3) Third, we want to explore the ways in which civil society organizations tied to G2H2 view the same political tensions from the perspective of inclusive global citizenship and democratic representation. How does democratic accountability to the communities where global health services are delivered provide a different perspective on the norms of community and partnership in Campus Santé? The founders of G2H2 speak of “building a strong civil society space in Geneva for more democratic global health governance,” and so their descriptions of the limits on democratic accountability at Campus Santé will be of great interest.
4) Fourth, we also would like to explore what Geneva’s evolution as a global health hub means for local city leaders and developers, including for their own varied visions of Geneva as a global city with worldwide governmental reach and impact. In other global cities that highlight their importance in global health, much is made of the local benefits of urban identities associated with global care. But at the same time, the associations often also lead to new questions about inequalities in care and health outcomes locally within these same city contexts tied to advancements in health care and healthy futures globally.
On the ethical, legal & social implications of new biosecurity technologies as they relate to migrants and the geography of biological citizenshipMatt Sparke is Professor of Geography and International Studies and Adjunct Professor of Global Health at the University of Washington in Seattle, where he also serves as the Director of Integrated Social Sciences.
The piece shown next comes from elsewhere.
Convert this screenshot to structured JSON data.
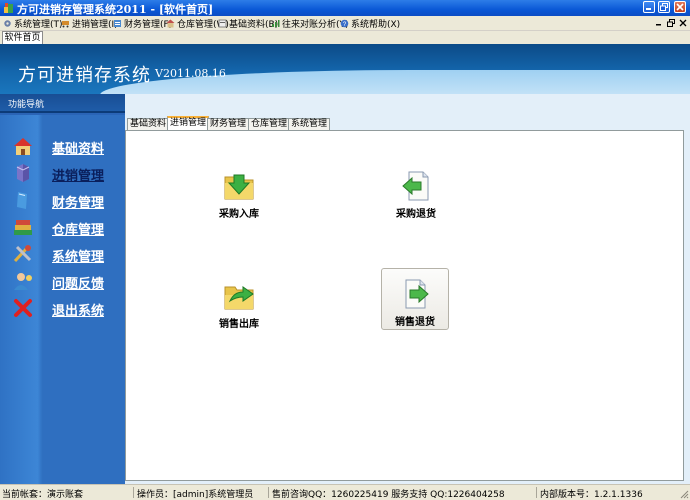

Matt's research is focused on the uneven geographies of globalization, including epidemiologies of inequality in global health and biocitizenship. His project with Katharyne Mitchell concerns how uneven forms of incorporation and exclusion from biocitizenship are experienced, negotiated and contested in the contemporary European refugee crisis